+++ Provided entries

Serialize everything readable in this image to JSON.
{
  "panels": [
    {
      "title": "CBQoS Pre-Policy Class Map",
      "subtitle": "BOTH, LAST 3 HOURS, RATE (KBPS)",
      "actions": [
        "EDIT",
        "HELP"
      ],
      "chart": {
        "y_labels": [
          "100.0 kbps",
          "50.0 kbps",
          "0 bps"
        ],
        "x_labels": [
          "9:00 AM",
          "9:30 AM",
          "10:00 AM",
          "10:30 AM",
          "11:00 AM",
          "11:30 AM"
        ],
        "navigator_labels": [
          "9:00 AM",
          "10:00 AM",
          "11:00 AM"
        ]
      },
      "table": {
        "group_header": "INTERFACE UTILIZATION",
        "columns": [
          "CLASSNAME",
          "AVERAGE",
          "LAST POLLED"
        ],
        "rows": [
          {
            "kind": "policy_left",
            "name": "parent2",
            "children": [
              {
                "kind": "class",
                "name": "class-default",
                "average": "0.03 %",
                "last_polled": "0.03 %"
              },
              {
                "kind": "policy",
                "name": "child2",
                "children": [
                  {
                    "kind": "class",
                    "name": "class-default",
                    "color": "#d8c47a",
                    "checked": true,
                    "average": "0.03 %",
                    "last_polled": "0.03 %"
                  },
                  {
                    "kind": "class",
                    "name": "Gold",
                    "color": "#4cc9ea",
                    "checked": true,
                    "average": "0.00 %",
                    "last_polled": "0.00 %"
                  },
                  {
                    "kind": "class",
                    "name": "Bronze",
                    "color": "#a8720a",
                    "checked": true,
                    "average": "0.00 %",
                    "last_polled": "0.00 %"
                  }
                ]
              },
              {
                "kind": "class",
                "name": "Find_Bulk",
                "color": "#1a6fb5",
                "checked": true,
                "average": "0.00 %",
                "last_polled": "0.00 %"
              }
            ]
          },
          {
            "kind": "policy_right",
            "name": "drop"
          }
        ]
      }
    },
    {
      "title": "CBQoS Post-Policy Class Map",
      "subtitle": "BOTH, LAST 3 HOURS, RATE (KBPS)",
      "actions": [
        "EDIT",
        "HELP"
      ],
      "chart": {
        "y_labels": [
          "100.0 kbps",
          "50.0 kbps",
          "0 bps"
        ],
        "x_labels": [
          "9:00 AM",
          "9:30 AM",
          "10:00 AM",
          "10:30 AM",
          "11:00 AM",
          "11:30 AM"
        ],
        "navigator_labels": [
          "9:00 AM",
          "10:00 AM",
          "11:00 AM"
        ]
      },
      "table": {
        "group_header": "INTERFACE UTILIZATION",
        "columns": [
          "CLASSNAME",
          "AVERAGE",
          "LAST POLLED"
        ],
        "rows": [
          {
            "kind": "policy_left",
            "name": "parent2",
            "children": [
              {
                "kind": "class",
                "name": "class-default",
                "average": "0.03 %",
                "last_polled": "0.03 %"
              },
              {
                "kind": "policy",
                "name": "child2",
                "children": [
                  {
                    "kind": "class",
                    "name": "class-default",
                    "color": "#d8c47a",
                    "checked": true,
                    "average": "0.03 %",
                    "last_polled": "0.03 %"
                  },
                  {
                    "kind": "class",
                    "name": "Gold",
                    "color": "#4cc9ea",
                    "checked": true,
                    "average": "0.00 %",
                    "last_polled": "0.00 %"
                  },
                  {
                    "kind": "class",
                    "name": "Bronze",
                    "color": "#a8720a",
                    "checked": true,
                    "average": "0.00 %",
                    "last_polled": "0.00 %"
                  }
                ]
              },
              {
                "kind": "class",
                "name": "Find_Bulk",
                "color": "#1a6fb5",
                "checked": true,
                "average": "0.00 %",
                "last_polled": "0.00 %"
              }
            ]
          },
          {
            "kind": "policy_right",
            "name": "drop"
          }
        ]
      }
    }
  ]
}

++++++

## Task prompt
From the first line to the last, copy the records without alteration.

## Answer to this task
Serialize everything readable in this image to JSON.
{
  "panels": [
    {
      "title": "CBQoS Pre-Policy Class Map",
      "subtitle": "BOTH, LAST 3 HOURS, RATE (KBPS)",
      "actions": [
        "EDIT",
        "HELP"
      ],
      "chart": {
        "y_labels": [
          "100.0 kbps",
          "50.0 kbps",
          "0 bps"
        ],
        "x_labels": [
          "9:00 AM",
          "9:30 AM",
          "10:00 AM",
          "10:30 AM",
          "11:00 AM",
          "11:30 AM"
        ],
        "navigator_labels": [
          "9:00 AM",
          "10:00 AM",
          "11:00 AM"
        ]
      },
      "table": {
        "group_header": "INTERFACE UTILIZATION",
        "columns": [
          "CLASSNAME",
          "AVERAGE",
          "LAST POLLED"
        ],
        "rows": [
          {
            "kind": "policy_left",
            "name": "parent2",
            "children": [
              {
                "kind": "class",
                "name": "class-default",
                "average": "0.03 %",
                "last_polled": "0.03 %"
              },
              {
                "kind": "policy",
                "name": "child2",
                "children": [
                  {
                    "kind": "class",
                    "name": "class-default",
                    "color": "#d8c47a",
                    "checked": true,
                    "average": "0.03 %",
                    "last_polled": "0.03 %"
                  },
                  {
                    "kind": "class",
                    "name": "Gold",
                    "color": "#4cc9ea",
                    "checked": true,
                    "average": "0.00 %",
                    "last_polled": "0.00 %"
                  },
                  {
                    "kind": "class",
                    "name": "Bronze",
                    "color": "#a8720a",
                    "checked": true,
                    "average": "0.00 %",
                    "last_polled": "0.00 %"
                  }
                ]
              },
              {
                "kind": "class",
                "name": "Find_Bulk",
                "color": "#1a6fb5",
                "checked": true,
                "average": "0.00 %",
                "last_polled": "0.00 %"
              }
            ]
          },
          {
            "kind": "policy_right",
            "name": "drop"
          }
        ]
      }
    },
    {
      "title": "CBQoS Post-Policy Class Map",
      "subtitle": "BOTH, LAST 3 HOURS, RATE (KBPS)",
      "actions": [
        "EDIT",
        "HELP"
      ],
      "chart": {
        "y_labels": [
          "100.0 kbps",
          "50.0 kbps",
          "0 bps"
        ],
        "x_labels": [
          "9:00 AM",
          "9:30 AM",
          "10:00 AM",
          "10:30 AM",
          "11:00 AM",
          "11:30 AM"
        ],
        "navigator_labels": [
          "9:00 AM",
          "10:00 AM",
          "11:00 AM"
        ]
      },
      "table": {
        "group_header": "INTERFACE UTILIZATION",
        "columns": [
          "CLASSNAME",
          "AVERAGE",
          "LAST POLLED"
        ],
        "rows": [
          {
            "kind": "policy_left",
            "name": "parent2",
            "children": [
              {
                "kind": "class",
                "name": "class-default",
                "average": "0.03 %",
                "last_polled": "0.03 %"
              },
              {
                "kind": "policy",
                "name": "child2",
                "children": [
                  {
                    "kind": "class",
                    "name": "class-default",
                    "color": "#d8c47a",
                    "checked": true,
                    "average": "0.03 %",
                    "last_polled": "0.03 %"
                  },
                  {
                    "kind": "class",
                    "name": "Gold",
                    "color": "#4cc9ea",
                    "checked": true,
                    "average": "0.00 %",
                    "last_polled": "0.00 %"
                  },
                  {
                    "kind": "class",
                    "name": "Bronze",
                    "color": "#a8720a",
                    "checked": true,
                    "average": "0.00 %",
                    "last_polled": "0.00 %"
                  }
                ]
              },
              {
                "kind": "class",
                "name": "Find_Bulk",
                "color": "#1a6fb5",
                "checked": true,
                "average": "0.00 %",
                "last_polled": "0.00 %"
              }
            ]
          },
          {
            "kind": "policy_right",
            "name": "drop"
          }
        ]
      }
    }
  ]
}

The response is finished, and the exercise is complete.